▶ [What to work on]
Which lines have the string "Cost"? Copy all of them from the entries below.

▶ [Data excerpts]
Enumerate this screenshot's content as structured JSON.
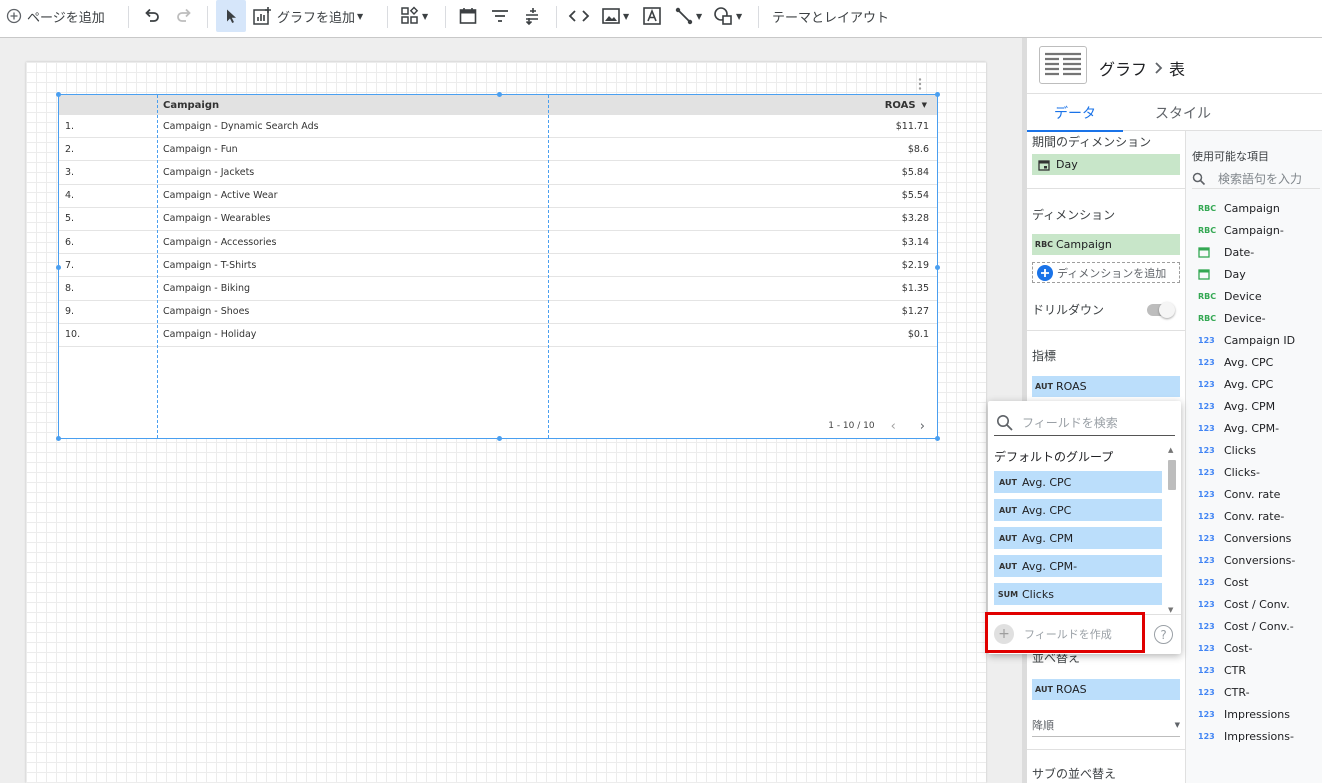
{
  "toolbar": {
    "add_page": "ページを追加",
    "add_chart": "グラフを追加",
    "theme_layout": "テーマとレイアウト"
  },
  "table": {
    "headers": {
      "campaign": "Campaign",
      "roas": "ROAS"
    },
    "rows": [
      {
        "idx": "1.",
        "campaign": "Campaign - Dynamic Search Ads",
        "roas": "$11.71"
      },
      {
        "idx": "2.",
        "campaign": "Campaign - Fun",
        "roas": "$8.6"
      },
      {
        "idx": "3.",
        "campaign": "Campaign - Jackets",
        "roas": "$5.84"
      },
      {
        "idx": "4.",
        "campaign": "Campaign - Active Wear",
        "roas": "$5.54"
      },
      {
        "idx": "5.",
        "campaign": "Campaign - Wearables",
        "roas": "$3.28"
      },
      {
        "idx": "6.",
        "campaign": "Campaign - Accessories",
        "roas": "$3.14"
      },
      {
        "idx": "7.",
        "campaign": "Campaign - T-Shirts",
        "roas": "$2.19"
      },
      {
        "idx": "8.",
        "campaign": "Campaign - Biking",
        "roas": "$1.35"
      },
      {
        "idx": "9.",
        "campaign": "Campaign - Shoes",
        "roas": "$1.27"
      },
      {
        "idx": "10.",
        "campaign": "Campaign - Holiday",
        "roas": "$0.1"
      }
    ],
    "pagination": "1 - 10 / 10"
  },
  "panel": {
    "breadcrumb_parent": "グラフ",
    "breadcrumb_current": "表",
    "tabs": {
      "data": "データ",
      "style": "スタイル"
    },
    "date_dimension_label": "期間のディメンション",
    "date_dimension_value": "Day",
    "dimension_label": "ディメンション",
    "dimension_type": "RBC",
    "dimension_value": "Campaign",
    "add_dimension": "ディメンションを追加",
    "drilldown_label": "ドリルダウン",
    "metric_label": "指標",
    "metric_type": "AUT",
    "metric_value": "ROAS",
    "sort_label": "並べ替え",
    "sort_type": "AUT",
    "sort_value": "ROAS",
    "sort_order": "降順",
    "sub_sort_label": "サブの並べ替え",
    "available_fields_label": "使用可能な項目",
    "fields_search_placeholder": "検索語句を入力",
    "fields": [
      {
        "type": "RBC",
        "name": "Campaign"
      },
      {
        "type": "RBC",
        "name": "Campaign-"
      },
      {
        "type": "date",
        "name": "Date-"
      },
      {
        "type": "date",
        "name": "Day"
      },
      {
        "type": "RBC",
        "name": "Device"
      },
      {
        "type": "RBC",
        "name": "Device-"
      },
      {
        "type": "123",
        "name": "Campaign ID"
      },
      {
        "type": "123",
        "name": "Avg. CPC"
      },
      {
        "type": "123",
        "name": "Avg. CPC"
      },
      {
        "type": "123",
        "name": "Avg. CPM"
      },
      {
        "type": "123",
        "name": "Avg. CPM-"
      },
      {
        "type": "123",
        "name": "Clicks"
      },
      {
        "type": "123",
        "name": "Clicks-"
      },
      {
        "type": "123",
        "name": "Conv. rate"
      },
      {
        "type": "123",
        "name": "Conv. rate-"
      },
      {
        "type": "123",
        "name": "Conversions"
      },
      {
        "type": "123",
        "name": "Conversions-"
      },
      {
        "type": "123",
        "name": "Cost"
      },
      {
        "type": "123",
        "name": "Cost / Conv."
      },
      {
        "type": "123",
        "name": "Cost / Conv.-"
      },
      {
        "type": "123",
        "name": "Cost-"
      },
      {
        "type": "123",
        "name": "CTR"
      },
      {
        "type": "123",
        "name": "CTR-"
      },
      {
        "type": "123",
        "name": "Impressions"
      },
      {
        "type": "123",
        "name": "Impressions-"
      }
    ]
  },
  "popup": {
    "search_placeholder": "フィールドを検索",
    "group_label": "デフォルトのグループ",
    "items": [
      {
        "type": "AUT",
        "name": "Avg. CPC"
      },
      {
        "type": "AUT",
        "name": "Avg. CPC"
      },
      {
        "type": "AUT",
        "name": "Avg. CPM"
      },
      {
        "type": "AUT",
        "name": "Avg. CPM-"
      },
      {
        "type": "SUM",
        "name": "Clicks"
      }
    ],
    "create_field": "フィールドを作成",
    "help": "?"
  }
}
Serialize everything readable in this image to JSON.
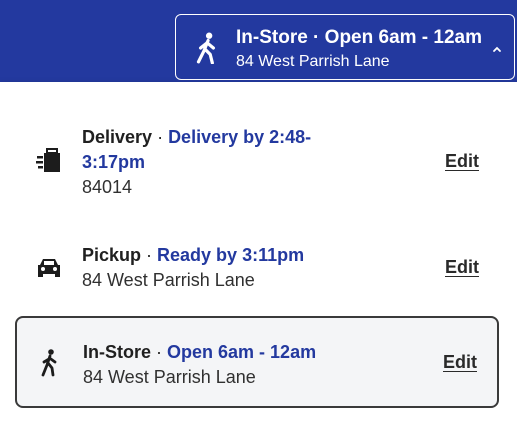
{
  "header": {
    "store_title": "In-Store · Open 6am - 12am",
    "store_address": "84 West Parrish Lane"
  },
  "options": [
    {
      "name": "Delivery",
      "separator": " · ",
      "status": "Delivery by 2:48-3:17pm",
      "detail": "84014",
      "edit_label": "Edit",
      "icon": "delivery-bag-icon"
    },
    {
      "name": "Pickup",
      "separator": " · ",
      "status": "Ready by 3:11pm",
      "detail": "84 West Parrish Lane",
      "edit_label": "Edit",
      "icon": "car-icon"
    },
    {
      "name": "In-Store",
      "separator": " · ",
      "status": "Open 6am - 12am",
      "detail": "84 West Parrish Lane",
      "edit_label": "Edit",
      "icon": "walking-person-icon",
      "selected": true
    }
  ],
  "colors": {
    "brand_blue": "#23399f",
    "selected_bg": "#f4f5f7",
    "text": "#202020"
  }
}
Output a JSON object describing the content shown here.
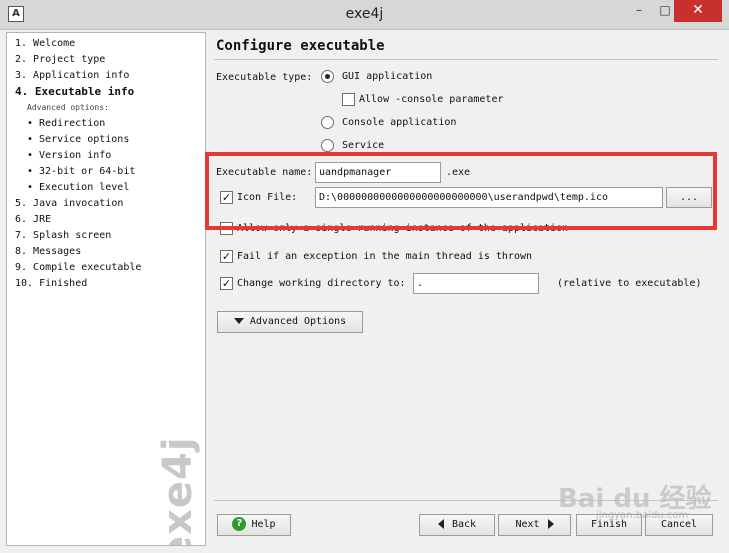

▶ [Result of this exercise]
        "name": "Cost"
        "name": "Cost / Conv."
        "name": "Cost / Conv.-"
        "name": "Cost-"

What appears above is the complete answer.